Last year, the Pi Kaps had pledges go
down and wait for blocks, so the house
was guaranteed of getting seats, Watts
said. But this year, the Pi Kaps were in
the end zone for the Vanderbilt game and
Section 13 for the Army game.
, Watts suggested that more of the seats
allotted to students should be used for
blocks. "It just seems that more of the
people would rather sit in a block," he
One Chi Phi fraternity member said
that if a fraternity or organization was
willing to put out the effort to get a
block, they should be assured block seats.
"I think if you get down there in time you
should get a block seat," he said. "I'd
like it better on a first come, first serve
But Yarborough said that even though
his own house had not been able to get a
block for the Army game, he favored the
new system. "With this system, we've
always got an equal chance to get a good
block," he said. "I don't like that we
didn't get a block. But basically I think it
(the new system) is fairer and more con
trolled." Greg Phelps, president of Teague
Residence Hall also favored the new
system,, even though his dormitory had
gotten block seats for all the games in
1981. "Last year we were guaranteed a
block because we had somebody who
would go over there and stand in line.
This year it's not pot luck.
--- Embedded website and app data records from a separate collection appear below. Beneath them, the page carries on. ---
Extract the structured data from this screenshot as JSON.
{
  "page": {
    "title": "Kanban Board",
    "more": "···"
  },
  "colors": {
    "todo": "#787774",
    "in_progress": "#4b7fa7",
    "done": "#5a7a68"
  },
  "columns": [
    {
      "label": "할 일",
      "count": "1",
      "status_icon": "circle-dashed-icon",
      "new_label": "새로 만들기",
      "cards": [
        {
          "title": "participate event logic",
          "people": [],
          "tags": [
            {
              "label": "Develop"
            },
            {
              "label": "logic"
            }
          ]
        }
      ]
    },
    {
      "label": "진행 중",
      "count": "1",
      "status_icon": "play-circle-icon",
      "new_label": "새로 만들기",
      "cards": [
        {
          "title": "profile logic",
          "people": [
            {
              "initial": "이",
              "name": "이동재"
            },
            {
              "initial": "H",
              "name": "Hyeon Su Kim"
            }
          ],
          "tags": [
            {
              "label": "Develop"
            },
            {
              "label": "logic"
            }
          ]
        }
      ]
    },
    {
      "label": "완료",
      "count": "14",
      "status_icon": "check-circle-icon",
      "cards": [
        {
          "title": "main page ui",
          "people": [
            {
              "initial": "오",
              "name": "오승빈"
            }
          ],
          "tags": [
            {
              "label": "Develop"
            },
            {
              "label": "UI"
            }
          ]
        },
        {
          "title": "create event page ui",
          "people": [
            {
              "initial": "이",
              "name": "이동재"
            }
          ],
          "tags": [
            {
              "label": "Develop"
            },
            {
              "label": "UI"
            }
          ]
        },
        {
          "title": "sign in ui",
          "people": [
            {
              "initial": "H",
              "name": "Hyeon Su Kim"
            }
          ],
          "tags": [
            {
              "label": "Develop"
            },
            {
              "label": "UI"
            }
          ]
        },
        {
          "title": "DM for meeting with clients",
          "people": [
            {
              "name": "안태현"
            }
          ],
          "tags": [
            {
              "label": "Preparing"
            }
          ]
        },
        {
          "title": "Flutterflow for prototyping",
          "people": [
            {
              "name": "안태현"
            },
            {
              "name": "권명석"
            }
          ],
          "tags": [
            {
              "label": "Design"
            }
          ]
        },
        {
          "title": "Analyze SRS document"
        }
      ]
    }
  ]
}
You may not
get anything," he said.
Morrison said one experiment with the
Army game would be no allocation of
blocks for the end zone. "We're not go
ing to do it this game and see how it
goes," Morrison said. "If people would
rather be guaranteed seats in the end zone
we'll go ahead and do it."
to sell more used books to the Srtident
Stores last May, Beeson added. Those
same factors also encouraged students to
buy; more used books this fall.
ljUNC's( Student Stores, the 14th largest
bookstore .in the country, ranks among
the top three major bookstores in percen
tage of3used textbooks sold, Tufts said.
Since the beginning of this semester, 28
percent of books sold have been used
Student Government is continuing to
encourage promptness in returning book
orders, said Charlotte Fischer, chair
person of the Scholarship Aid and Stu
dent Stores Committee. The. committee
again is sending letters' to departments
and identifying the contact person in each'
department who is responsible for text
book orders, she said.